How was this feat accomplished? I added a little lemon zest to the tuna; I sautéed lovely little mushrooms, onions, celery, and garlic for flavor and texture; I topped the whole the thing off with extra-sharp cheddar (flavor!) and panko breadcrumbs (crunch!). Everything brought a little something extra to the party, but I must say the celery and the panko were the big winners. I am developing a new appreciation for celery. It really adds a lot to the background of a dish, but it is so modest and unassuming, that it doesn’t call attention to itself. Rather, it lets the whole dish shine. It is truly a vegetable of integrity. And the panko breadcrumbs add such a divine crunch. Need I say more? The crunch loses some of its tenacity with re-heating, but it will make you weak in the knees when this lovely casserole is fresh from the oven.
This dish is comprised of solid, non-controversial flavors, but another selling point is: it is not a greasy mess. It is a rich and satisfying comfort food, but even when you reheat it on high in the microwave, the sauce doesn’t separate or congeal. Tuna noodle casserole: make it and enjoy.
Tuna Noodle Casserole (adapted from “The Comfort is Always Here”)
2-5 oz. cans solid white Albacore tuna, drained well and broken up with a fork
Zest from half a lemon
1-12 oz. package wide egg noodles
1 can Campbell’s Healthy Request cream of mushroom soup
2 cups milk (I used 1% lowfat milk)
8 oz. white button mushrooms, quartered
1 tablespoon plus 1 teaspoon olive oil divided
2 teaspoons soy sauce
1 onion, small diced
4 stalks celery, small diced
2 cloves garlic, minced
1 cup frozen peas (no need to thaw)
¼ cup chopped flat leaf parsley
Loads of freshly ground black pepper
Kosher salt, garlic salt, and/or Lawry’s seasoning salt, to taste
1 ½ cups shredded extra sharp cheddar cheese
1 ½ cups panko breadcrumbs
· Preheat the oven to 375 degrees; put on a large pot of water to boil for the noodles; spray a 9x13 inch-baking dish with non-stick spray, or use butter.
· Mix drained, flaked tuna with lemon zest and season liberally with black pepper. Set aside.
· Whisk together the canned soup and two cups of milk. Set aside.

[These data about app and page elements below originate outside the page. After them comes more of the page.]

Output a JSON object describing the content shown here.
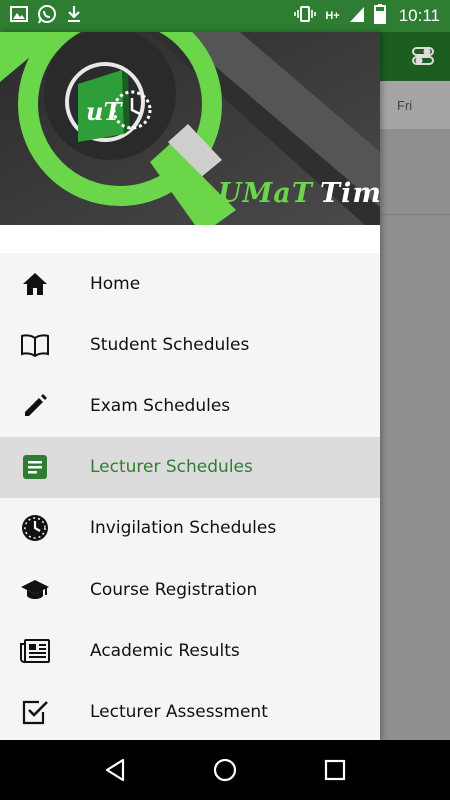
{
  "status_bar": {
    "time": "10:11",
    "network": "H+",
    "icons": [
      "gallery-icon",
      "whatsapp-icon",
      "download-icon",
      "vibrate-icon",
      "signal-icon",
      "battery-icon"
    ]
  },
  "drawer": {
    "brand": {
      "part1": "UMaT",
      "part2": "Times"
    },
    "logo_text": "uT",
    "menu": [
      {
        "label": "Home",
        "icon": "home-icon",
        "active": false
      },
      {
        "label": "Student Schedules",
        "icon": "book-icon",
        "active": false
      },
      {
        "label": "Exam Schedules",
        "icon": "pencil-icon",
        "active": false
      },
      {
        "label": "Lecturer Schedules",
        "icon": "document-icon",
        "active": true
      },
      {
        "label": "Invigilation Schedules",
        "icon": "clock-icon",
        "active": false
      },
      {
        "label": "Course Registration",
        "icon": "graduation-cap-icon",
        "active": false
      },
      {
        "label": "Academic Results",
        "icon": "newspaper-icon",
        "active": false
      },
      {
        "label": "Lecturer Assessment",
        "icon": "checkbox-icon",
        "active": false
      }
    ]
  },
  "background_app": {
    "day_label": "Fri"
  },
  "colors": {
    "primary": "#2e7d32",
    "primary_dark": "#1b5e20",
    "accent": "#6bd64a"
  }
}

· Once water is boiling, add egg noodles. Drain them when they are still a little underdone, and rinse with cold water.
· Preheat one teaspoon of olive oil in large skillet over medium-high heat. Once hot, add the quartered mushrooms. Allow liquid to cook off so mushrooms can brown. Remove from pan and season with soy sauce. Set aside.
· In the same pan, add the tablespoon of olive oil. Add celery, onion, and garlic. Season with salt and lots of pepper. Sauté for 8-10 minutes, or until vegetables are tender.
· In a large bowl or pot, mix together noodles*, tuna, soup mixture, mushrooms, sautéed vegetables, peas, and parsley. Season as desired (I added more pepper and a dash of garlic salt and Lawry’s seasoning).
· Transfer to the prepared baking dish. Top with cheese and breadcrumbs. Bake for 30 minutes or until hot and bubbly.
*Note: I didn’t quite use all of the noodles. I maybe held back a cup or so. Use your discretion.